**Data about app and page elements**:
· · · ·
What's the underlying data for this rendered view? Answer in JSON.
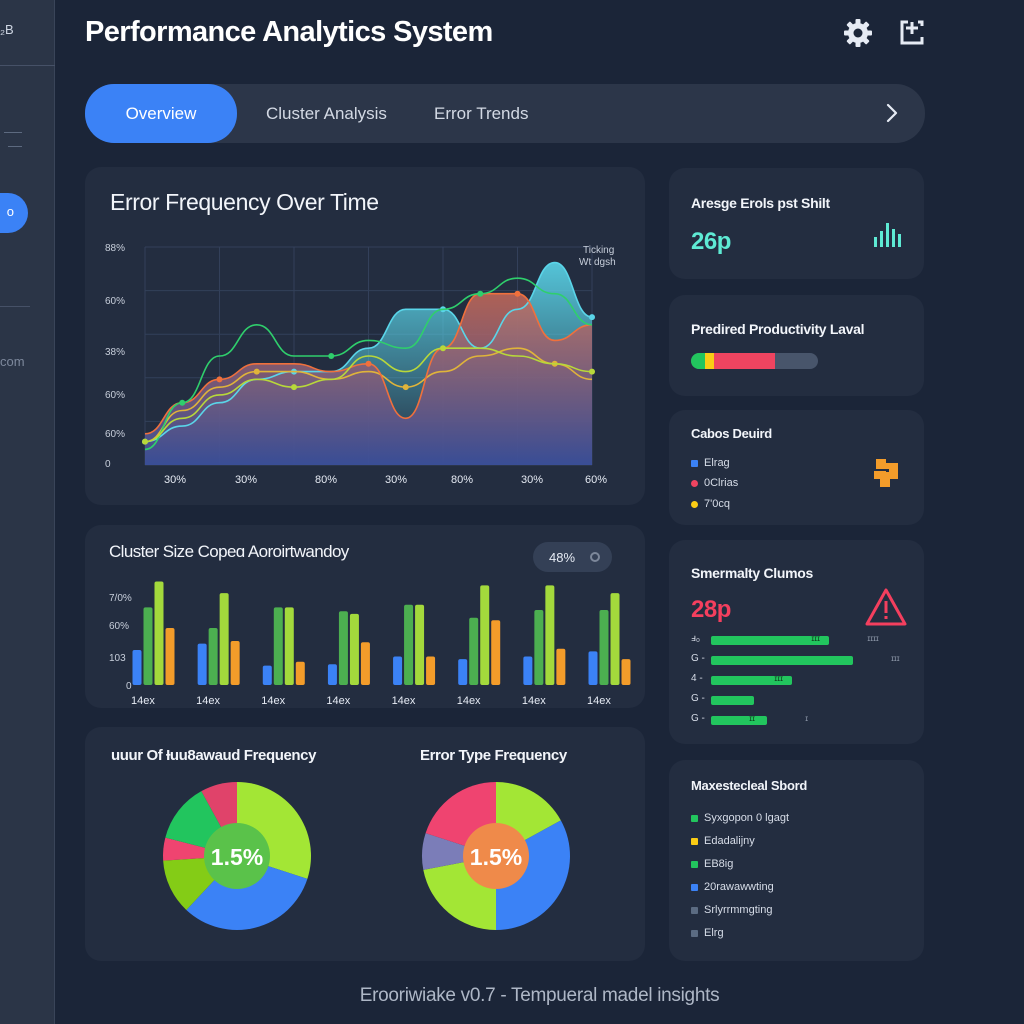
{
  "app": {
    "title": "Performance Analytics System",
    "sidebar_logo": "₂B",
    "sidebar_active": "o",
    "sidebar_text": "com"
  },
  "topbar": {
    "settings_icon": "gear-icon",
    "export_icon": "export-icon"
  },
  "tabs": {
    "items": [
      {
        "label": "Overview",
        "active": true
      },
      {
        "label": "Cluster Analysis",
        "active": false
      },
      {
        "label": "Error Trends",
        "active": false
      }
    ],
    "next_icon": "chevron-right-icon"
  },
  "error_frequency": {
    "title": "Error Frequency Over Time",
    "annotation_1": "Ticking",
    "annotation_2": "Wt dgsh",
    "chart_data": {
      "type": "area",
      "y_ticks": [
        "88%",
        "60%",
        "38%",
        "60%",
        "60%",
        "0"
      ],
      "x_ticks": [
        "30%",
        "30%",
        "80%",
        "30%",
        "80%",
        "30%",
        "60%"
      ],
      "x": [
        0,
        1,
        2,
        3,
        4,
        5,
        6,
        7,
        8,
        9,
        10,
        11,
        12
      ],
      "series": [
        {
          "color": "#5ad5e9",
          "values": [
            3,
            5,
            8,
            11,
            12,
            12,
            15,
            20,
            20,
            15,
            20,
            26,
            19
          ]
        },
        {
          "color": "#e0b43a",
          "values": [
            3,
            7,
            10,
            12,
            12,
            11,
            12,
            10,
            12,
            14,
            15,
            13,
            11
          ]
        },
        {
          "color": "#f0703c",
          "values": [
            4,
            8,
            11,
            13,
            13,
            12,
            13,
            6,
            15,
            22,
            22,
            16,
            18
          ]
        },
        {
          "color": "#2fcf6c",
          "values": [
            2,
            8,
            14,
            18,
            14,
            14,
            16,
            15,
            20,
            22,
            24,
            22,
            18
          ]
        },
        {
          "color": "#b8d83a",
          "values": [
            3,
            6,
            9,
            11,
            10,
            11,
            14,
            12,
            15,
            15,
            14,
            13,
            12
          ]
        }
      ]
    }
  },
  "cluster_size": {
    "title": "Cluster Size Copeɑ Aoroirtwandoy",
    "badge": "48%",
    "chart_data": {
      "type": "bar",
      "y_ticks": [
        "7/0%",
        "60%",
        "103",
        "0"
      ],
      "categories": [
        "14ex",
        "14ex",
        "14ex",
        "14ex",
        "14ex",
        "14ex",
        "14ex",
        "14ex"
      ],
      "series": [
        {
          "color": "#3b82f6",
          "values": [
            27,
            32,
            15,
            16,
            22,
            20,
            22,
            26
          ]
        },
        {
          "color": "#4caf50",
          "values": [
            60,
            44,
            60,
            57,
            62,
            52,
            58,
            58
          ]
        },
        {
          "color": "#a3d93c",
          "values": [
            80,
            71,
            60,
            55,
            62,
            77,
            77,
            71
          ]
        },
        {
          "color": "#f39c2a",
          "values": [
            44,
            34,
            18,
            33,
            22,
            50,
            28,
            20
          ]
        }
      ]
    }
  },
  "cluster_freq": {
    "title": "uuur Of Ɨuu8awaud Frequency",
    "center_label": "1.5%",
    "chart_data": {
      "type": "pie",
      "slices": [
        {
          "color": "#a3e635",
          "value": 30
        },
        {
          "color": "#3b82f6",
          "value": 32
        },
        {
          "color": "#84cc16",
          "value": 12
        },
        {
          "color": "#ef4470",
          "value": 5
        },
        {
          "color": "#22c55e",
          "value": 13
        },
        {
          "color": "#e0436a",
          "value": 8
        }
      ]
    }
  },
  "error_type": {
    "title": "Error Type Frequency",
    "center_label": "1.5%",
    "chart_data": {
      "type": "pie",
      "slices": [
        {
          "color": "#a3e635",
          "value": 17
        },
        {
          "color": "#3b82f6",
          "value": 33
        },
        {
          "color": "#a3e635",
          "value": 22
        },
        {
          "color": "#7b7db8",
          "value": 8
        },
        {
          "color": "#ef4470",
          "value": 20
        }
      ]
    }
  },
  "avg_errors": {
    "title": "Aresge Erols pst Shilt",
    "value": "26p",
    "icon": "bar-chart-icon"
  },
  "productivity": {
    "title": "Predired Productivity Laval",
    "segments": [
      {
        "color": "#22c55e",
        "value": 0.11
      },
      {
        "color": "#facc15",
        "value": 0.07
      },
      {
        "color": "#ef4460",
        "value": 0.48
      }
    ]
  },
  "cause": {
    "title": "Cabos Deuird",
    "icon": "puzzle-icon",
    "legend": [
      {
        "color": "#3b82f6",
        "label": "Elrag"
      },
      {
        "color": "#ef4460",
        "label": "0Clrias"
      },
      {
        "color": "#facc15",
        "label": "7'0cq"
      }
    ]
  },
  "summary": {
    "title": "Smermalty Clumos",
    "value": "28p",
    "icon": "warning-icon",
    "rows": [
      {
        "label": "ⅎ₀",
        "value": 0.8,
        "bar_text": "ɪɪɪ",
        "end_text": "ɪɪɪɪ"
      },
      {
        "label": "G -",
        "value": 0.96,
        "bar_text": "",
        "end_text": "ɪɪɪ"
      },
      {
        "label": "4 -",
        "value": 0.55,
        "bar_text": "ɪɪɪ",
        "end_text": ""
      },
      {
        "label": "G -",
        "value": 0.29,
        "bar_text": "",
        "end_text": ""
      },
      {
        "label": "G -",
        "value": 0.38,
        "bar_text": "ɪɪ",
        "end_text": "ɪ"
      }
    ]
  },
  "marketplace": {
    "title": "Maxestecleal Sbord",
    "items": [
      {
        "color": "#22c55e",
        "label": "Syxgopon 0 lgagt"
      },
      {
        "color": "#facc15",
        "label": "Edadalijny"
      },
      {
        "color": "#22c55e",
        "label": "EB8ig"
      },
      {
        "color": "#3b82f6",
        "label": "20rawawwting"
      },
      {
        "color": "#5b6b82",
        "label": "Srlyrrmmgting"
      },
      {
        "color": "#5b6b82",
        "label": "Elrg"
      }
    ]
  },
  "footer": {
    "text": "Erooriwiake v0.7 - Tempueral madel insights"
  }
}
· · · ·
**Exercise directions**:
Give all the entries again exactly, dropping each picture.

**Result of this exercise**:
What's the underlying data for this rendered view? Answer in JSON.
{
  "app": {
    "title": "Performance Analytics System",
    "sidebar_logo": "₂B",
    "sidebar_active": "o",
    "sidebar_text": "com"
  },
  "topbar": {
    "settings_icon": "gear-icon",
    "export_icon": "export-icon"
  },
  "tabs": {
    "items": [
      {
        "label": "Overview",
        "active": true
      },
      {
        "label": "Cluster Analysis",
        "active": false
      },
      {
        "label": "Error Trends",
        "active": false
      }
    ],
    "next_icon": "chevron-right-icon"
  },
  "error_frequency": {
    "title": "Error Frequency Over Time",
    "annotation_1": "Ticking",
    "annotation_2": "Wt dgsh",
    "chart_data": {
      "type": "area",
      "y_ticks": [
        "88%",
        "60%",
        "38%",
        "60%",
        "60%",
        "0"
      ],
      "x_ticks": [
        "30%",
        "30%",
        "80%",
        "30%",
        "80%",
        "30%",
        "60%"
      ],
      "x": [
        0,
        1,
        2,
        3,
        4,
        5,
        6,
        7,
        8,
        9,
        10,
        11,
        12
      ],
      "series": [
        {
          "color": "#5ad5e9",
          "values": [
            3,
            5,
            8,
            11,
            12,
            12,
            15,
            20,
            20,
            15,
            20,
            26,
            19
          ]
        },
        {
          "color": "#e0b43a",
          "values": [
            3,
            7,
            10,
            12,
            12,
            11,
            12,
            10,
            12,
            14,
            15,
            13,
            11
          ]
        },
        {
          "color": "#f0703c",
          "values": [
            4,
            8,
            11,
            13,
            13,
            12,
            13,
            6,
            15,
            22,
            22,
            16,
            18
          ]
        },
        {
          "color": "#2fcf6c",
          "values": [
            2,
            8,
            14,
            18,
            14,
            14,
            16,
            15,
            20,
            22,
            24,
            22,
            18
          ]
        },
        {
          "color": "#b8d83a",
          "values": [
            3,
            6,
            9,
            11,
            10,
            11,
            14,
            12,
            15,
            15,
            14,
            13,
            12
          ]
        }
      ]
    }
  },
  "cluster_size": {
    "title": "Cluster Size Copeɑ Aoroirtwandoy",
    "badge": "48%",
    "chart_data": {
      "type": "bar",
      "y_ticks": [
        "7/0%",
        "60%",
        "103",
        "0"
      ],
      "categories": [
        "14ex",
        "14ex",
        "14ex",
        "14ex",
        "14ex",
        "14ex",
        "14ex",
        "14ex"
      ],
      "series": [
        {
          "color": "#3b82f6",
          "values": [
            27,
            32,
            15,
            16,
            22,
            20,
            22,
            26
          ]
        },
        {
          "color": "#4caf50",
          "values": [
            60,
            44,
            60,
            57,
            62,
            52,
            58,
            58
          ]
        },
        {
          "color": "#a3d93c",
          "values": [
            80,
            71,
            60,
            55,
            62,
            77,
            77,
            71
          ]
        },
        {
          "color": "#f39c2a",
          "values": [
            44,
            34,
            18,
            33,
            22,
            50,
            28,
            20
          ]
        }
      ]
    }
  },
  "cluster_freq": {
    "title": "uuur Of Ɨuu8awaud Frequency",
    "center_label": "1.5%",
    "chart_data": {
      "type": "pie",
      "slices": [
        {
          "color": "#a3e635",
          "value": 30
        },
        {
          "color": "#3b82f6",
          "value": 32
        },
        {
          "color": "#84cc16",
          "value": 12
        },
        {
          "color": "#ef4470",
          "value": 5
        },
        {
          "color": "#22c55e",
          "value": 13
        },
        {
          "color": "#e0436a",
          "value": 8
        }
      ]
    }
  },
  "error_type": {
    "title": "Error Type Frequency",
    "center_label": "1.5%",
    "chart_data": {
      "type": "pie",
      "slices": [
        {
          "color": "#a3e635",
          "value": 17
        },
        {
          "color": "#3b82f6",
          "value": 33
        },
        {
          "color": "#a3e635",
          "value": 22
        },
        {
          "color": "#7b7db8",
          "value": 8
        },
        {
          "color": "#ef4470",
          "value": 20
        }
      ]
    }
  },
  "avg_errors": {
    "title": "Aresge Erols pst Shilt",
    "value": "26p",
    "icon": "bar-chart-icon"
  },
  "productivity": {
    "title": "Predired Productivity Laval",
    "segments": [
      {
        "color": "#22c55e",
        "value": 0.11
      },
      {
        "color": "#facc15",
        "value": 0.07
      },
      {
        "color": "#ef4460",
        "value": 0.48
      }
    ]
  },
  "cause": {
    "title": "Cabos Deuird",
    "icon": "puzzle-icon",
    "legend": [
      {
        "color": "#3b82f6",
        "label": "Elrag"
      },
      {
        "color": "#ef4460",
        "label": "0Clrias"
      },
      {
        "color": "#facc15",
        "label": "7'0cq"
      }
    ]
  },
  "summary": {
    "title": "Smermalty Clumos",
    "value": "28p",
    "icon": "warning-icon",
    "rows": [
      {
        "label": "ⅎ₀",
        "value": 0.8,
        "bar_text": "ɪɪɪ",
        "end_text": "ɪɪɪɪ"
      },
      {
        "label": "G -",
        "value": 0.96,
        "bar_text": "",
        "end_text": "ɪɪɪ"
      },
      {
        "label": "4 -",
        "value": 0.55,
        "bar_text": "ɪɪɪ",
        "end_text": ""
      },
      {
        "label": "G -",
        "value": 0.29,
        "bar_text": "",
        "end_text": ""
      },
      {
        "label": "G -",
        "value": 0.38,
        "bar_text": "ɪɪ",
        "end_text": "ɪ"
      }
    ]
  },
  "marketplace": {
    "title": "Maxestecleal Sbord",
    "items": [
      {
        "color": "#22c55e",
        "label": "Syxgopon 0 lgagt"
      },
      {
        "color": "#facc15",
        "label": "Edadalijny"
      },
      {
        "color": "#22c55e",
        "label": "EB8ig"
      },
      {
        "color": "#3b82f6",
        "label": "20rawawwting"
      },
      {
        "color": "#5b6b82",
        "label": "Srlyrrmmgting"
      },
      {
        "color": "#5b6b82",
        "label": "Elrg"
      }
    ]
  },
  "footer": {
    "text": "Erooriwiake v0.7 - Tempueral madel insights"
  }
}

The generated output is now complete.